By Elizabeth M. Blanchard, MD
With so much attention focused on the activities of Congress, the White House, and federal agencies, it’s easy for folks to lose track of what’s happening in their own state. However, individual state governments play a significant role in setting health policy by regulating health care providers, insurance companies, and state Medicaid programs, as well as by serving as laboratories for health policy. When one state enacts a law or regulation, it often becomes a model for other states and the federal government.
ASCO and its State Affiliates partner to advocate on a range of policies that impact patients with cancer and their oncology care team. There are a few issue areas that were a big focus during the 2017-2018 session and will likely continue to be a priority during the 2019-2020 legislative sessions:
- Opioids: Opioid legislation is a step towards curbing the opioid crisis, but it is also important that patients with cancer-related pain have adequate access to pain relief. In 2018 alone, ASCO tracked more than 125 opioids-related bills, and between 2017-2018, the Society worked with affiliates in 16 states on comment letters and testimony that provided lawmakers with the oncology perspective on relevant legislation. Opioids-related legislation is anticipated to be introduced in all 50 states over the course of the next two years.
- Oral Parity: During the last legislative session, ASCO partnered with four societies to hold Advocacy Days, submit testimony, write letters of support, and send letters to lawmakers on the importance of ensuring parity for oral anti-cancer drugs. While oral parity legislation did not pass in any state in 2017-2018, activity on this issue is expected to continue into 2019.
- Utilization Management: Step therapy requires a patient to try and fail a therapy before getting access to the drug prescribed to them. The governors of Illinois and Colorado signed into law legislation to prohibit insurers from imposing step therapy on drugs for patients with stage IV cancer. These bills, which ASCO supported, served as a model for similar legislation in Pennsylvania, which will be re-introduced this year.
- Fertility Preservation: During the 2017-2018 legislative session, five states (Connecticut, Delaware, Illinois, Maryland, and Rhode Island) passed fertility preservation legislation that aligns with ASCO’s fertility preservation guidelines, and several others considered the legislation last year. Other states are expected to introduce similar legislation during the 2019-2020 session. This is such an important issue for our cancer survivors.
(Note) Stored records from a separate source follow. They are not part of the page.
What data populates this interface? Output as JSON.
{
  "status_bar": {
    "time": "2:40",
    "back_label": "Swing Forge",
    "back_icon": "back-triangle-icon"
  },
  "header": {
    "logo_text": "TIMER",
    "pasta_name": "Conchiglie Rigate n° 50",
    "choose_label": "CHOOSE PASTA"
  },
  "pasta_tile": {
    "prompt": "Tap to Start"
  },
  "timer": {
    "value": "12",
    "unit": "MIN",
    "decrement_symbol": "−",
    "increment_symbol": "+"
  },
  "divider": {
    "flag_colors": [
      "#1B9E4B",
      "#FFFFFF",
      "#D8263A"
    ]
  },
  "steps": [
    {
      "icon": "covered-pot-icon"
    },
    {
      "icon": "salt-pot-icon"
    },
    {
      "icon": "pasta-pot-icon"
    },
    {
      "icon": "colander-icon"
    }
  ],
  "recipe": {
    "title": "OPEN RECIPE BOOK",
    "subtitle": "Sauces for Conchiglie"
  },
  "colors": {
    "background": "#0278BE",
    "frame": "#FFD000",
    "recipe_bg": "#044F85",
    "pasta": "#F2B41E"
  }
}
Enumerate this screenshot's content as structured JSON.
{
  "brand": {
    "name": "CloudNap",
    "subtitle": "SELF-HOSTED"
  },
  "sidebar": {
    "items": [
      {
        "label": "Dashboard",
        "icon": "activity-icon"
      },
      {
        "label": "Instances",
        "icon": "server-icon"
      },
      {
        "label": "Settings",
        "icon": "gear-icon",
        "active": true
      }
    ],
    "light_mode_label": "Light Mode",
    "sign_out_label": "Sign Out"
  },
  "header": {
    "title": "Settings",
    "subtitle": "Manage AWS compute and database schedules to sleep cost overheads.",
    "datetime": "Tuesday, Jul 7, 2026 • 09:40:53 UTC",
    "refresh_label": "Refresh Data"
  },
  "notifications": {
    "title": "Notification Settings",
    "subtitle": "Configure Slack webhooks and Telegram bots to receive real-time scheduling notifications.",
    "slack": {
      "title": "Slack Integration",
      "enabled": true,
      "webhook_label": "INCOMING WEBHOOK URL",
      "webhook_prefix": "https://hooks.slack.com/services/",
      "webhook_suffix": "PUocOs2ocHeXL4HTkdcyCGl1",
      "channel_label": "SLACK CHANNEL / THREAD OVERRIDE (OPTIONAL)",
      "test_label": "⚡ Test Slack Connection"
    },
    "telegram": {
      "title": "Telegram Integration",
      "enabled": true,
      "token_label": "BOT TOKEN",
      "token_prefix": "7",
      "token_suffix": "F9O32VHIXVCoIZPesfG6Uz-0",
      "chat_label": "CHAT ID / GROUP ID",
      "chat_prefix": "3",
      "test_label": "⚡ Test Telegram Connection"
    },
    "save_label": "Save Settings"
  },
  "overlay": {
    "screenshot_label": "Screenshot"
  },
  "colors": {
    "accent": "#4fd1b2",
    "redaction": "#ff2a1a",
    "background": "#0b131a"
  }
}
- Medicaid Waivers: This past summer, ASCO released a policy statement on Medicaid waivers in the states, which allows the Society to monitor and comment on waiver proposals that impact cancer care quality and access in states including Alabama, Maine, Michigan, and Tennessee. Many patients are not able to work during cancer therapy, though in some states, their benefits are dependent on it.
- Tobacco: In 2018, Massachusetts became the sixth state to raise the legal age to buy tobacco to 21. Florida, Rhode Island, Washington, and West Virginia all considered legislation in 2017-2018 that would raise the legal age to buy tobacco in their respective states. Although these bills weren’t signed into law, all four states—along with several others—are expected to consider similar legislation in 2019-2020.
ASCO has developed resources to help its members make their voices heard in their own states. Learn more about the state legislative process, legislative activity in your state, and send messages directly to your state representatives via the ACT Network. You can also learn more about ASCO’s state advocacy activities online.
Dr. Blanchard is the chair of ASCO’s State Affiliate Council and the chief of Hematology/Oncology at Southcoast Heath, a community hospital system located in southeastern Massachusetts. She practices community oncology with a specialty in lung cancers and supportive care.